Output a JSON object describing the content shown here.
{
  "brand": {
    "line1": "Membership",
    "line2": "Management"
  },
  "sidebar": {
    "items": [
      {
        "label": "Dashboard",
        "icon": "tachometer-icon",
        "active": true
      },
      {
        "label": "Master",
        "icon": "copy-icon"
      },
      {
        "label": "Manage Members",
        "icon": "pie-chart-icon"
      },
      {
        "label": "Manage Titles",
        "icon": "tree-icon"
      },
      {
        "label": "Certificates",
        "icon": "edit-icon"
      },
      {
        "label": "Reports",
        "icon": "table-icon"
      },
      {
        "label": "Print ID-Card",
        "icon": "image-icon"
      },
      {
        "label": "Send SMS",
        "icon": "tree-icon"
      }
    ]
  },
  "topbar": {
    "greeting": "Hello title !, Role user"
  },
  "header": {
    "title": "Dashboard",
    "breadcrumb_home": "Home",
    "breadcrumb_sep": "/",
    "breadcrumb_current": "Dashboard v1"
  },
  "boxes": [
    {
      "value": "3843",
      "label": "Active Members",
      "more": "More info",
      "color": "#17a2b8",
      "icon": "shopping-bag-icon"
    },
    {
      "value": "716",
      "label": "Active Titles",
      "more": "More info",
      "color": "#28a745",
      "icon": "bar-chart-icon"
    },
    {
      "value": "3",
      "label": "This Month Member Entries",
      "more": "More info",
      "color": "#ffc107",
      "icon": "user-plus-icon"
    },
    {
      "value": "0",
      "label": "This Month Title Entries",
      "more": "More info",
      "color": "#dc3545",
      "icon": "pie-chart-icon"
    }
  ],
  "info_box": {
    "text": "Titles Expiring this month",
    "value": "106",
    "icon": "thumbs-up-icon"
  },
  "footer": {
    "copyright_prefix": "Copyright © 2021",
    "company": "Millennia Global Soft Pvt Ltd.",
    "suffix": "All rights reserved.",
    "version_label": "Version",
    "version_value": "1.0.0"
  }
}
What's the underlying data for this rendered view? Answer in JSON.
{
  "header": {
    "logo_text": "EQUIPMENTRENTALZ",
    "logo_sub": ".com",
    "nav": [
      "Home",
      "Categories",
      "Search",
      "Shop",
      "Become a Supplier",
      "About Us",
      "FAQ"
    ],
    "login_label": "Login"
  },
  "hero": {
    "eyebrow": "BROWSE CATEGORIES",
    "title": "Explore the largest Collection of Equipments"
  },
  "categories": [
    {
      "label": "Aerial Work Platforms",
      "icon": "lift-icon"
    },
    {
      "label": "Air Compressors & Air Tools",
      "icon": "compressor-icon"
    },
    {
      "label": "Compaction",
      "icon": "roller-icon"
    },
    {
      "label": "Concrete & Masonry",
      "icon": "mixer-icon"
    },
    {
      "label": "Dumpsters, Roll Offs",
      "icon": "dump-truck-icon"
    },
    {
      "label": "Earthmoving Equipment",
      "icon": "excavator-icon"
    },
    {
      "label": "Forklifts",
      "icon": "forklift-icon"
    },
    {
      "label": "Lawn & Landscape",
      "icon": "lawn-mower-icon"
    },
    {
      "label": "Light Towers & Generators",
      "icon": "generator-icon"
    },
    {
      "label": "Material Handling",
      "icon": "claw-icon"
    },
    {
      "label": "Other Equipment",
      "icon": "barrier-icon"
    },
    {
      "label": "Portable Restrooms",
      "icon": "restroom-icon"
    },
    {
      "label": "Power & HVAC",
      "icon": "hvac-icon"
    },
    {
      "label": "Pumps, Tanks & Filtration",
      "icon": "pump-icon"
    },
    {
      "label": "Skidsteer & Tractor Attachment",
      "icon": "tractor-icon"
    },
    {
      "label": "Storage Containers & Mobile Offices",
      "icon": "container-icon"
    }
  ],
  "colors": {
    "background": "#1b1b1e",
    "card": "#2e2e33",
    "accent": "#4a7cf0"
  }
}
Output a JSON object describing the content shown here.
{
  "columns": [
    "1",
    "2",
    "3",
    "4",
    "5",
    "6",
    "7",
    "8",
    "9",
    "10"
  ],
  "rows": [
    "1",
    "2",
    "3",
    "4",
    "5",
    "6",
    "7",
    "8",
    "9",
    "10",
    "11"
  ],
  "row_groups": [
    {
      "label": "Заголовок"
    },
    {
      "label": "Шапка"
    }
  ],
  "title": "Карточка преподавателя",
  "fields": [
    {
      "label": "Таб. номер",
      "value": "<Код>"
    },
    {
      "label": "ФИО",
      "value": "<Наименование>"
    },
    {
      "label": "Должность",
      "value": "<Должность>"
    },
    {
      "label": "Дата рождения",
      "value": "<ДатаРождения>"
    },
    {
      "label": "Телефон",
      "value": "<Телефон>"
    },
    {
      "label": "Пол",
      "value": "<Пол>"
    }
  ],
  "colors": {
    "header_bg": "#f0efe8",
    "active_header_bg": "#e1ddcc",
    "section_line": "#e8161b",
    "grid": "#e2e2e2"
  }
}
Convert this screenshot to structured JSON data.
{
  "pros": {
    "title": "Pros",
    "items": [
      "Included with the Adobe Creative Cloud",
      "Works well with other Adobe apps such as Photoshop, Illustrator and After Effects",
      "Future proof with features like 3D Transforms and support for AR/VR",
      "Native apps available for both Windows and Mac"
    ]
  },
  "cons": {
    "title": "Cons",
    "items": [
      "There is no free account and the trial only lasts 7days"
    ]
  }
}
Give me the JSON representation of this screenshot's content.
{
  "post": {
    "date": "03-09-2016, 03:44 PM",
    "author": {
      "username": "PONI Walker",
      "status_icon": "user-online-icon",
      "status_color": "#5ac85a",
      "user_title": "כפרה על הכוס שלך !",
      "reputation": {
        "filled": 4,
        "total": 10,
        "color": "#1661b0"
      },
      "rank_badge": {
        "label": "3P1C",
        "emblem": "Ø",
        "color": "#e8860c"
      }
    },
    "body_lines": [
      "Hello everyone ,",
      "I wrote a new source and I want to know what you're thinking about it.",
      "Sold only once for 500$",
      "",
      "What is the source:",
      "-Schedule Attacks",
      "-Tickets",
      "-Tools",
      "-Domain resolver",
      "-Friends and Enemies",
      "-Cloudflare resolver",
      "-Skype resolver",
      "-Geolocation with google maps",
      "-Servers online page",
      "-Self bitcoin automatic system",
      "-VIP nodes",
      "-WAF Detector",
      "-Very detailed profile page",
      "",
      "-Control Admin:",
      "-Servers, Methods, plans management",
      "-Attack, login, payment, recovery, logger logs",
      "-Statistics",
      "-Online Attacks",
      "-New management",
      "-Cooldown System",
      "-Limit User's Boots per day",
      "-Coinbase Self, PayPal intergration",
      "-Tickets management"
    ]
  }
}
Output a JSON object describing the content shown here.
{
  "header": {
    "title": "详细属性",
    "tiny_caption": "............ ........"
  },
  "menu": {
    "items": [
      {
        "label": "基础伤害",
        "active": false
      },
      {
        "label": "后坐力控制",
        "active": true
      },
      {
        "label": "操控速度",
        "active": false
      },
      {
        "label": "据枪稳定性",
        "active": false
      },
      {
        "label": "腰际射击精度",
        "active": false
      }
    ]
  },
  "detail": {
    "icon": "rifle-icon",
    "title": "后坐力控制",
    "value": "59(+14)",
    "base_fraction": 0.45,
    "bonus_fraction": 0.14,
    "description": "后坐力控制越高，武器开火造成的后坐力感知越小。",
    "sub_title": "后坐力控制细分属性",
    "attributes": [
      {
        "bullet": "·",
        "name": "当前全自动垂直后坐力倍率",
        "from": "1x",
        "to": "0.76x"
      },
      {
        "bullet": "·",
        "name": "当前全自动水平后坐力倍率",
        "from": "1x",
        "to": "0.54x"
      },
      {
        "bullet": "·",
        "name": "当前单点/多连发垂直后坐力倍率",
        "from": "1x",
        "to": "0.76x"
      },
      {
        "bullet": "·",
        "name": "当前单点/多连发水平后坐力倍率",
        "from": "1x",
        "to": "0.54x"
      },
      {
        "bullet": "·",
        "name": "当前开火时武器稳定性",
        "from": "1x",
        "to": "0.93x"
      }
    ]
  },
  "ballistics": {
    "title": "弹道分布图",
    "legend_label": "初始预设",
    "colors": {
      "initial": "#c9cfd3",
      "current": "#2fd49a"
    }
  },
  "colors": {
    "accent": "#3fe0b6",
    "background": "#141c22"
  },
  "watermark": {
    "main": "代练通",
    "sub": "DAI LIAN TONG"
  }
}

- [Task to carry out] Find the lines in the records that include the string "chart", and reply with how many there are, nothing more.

- [Exercise result] 3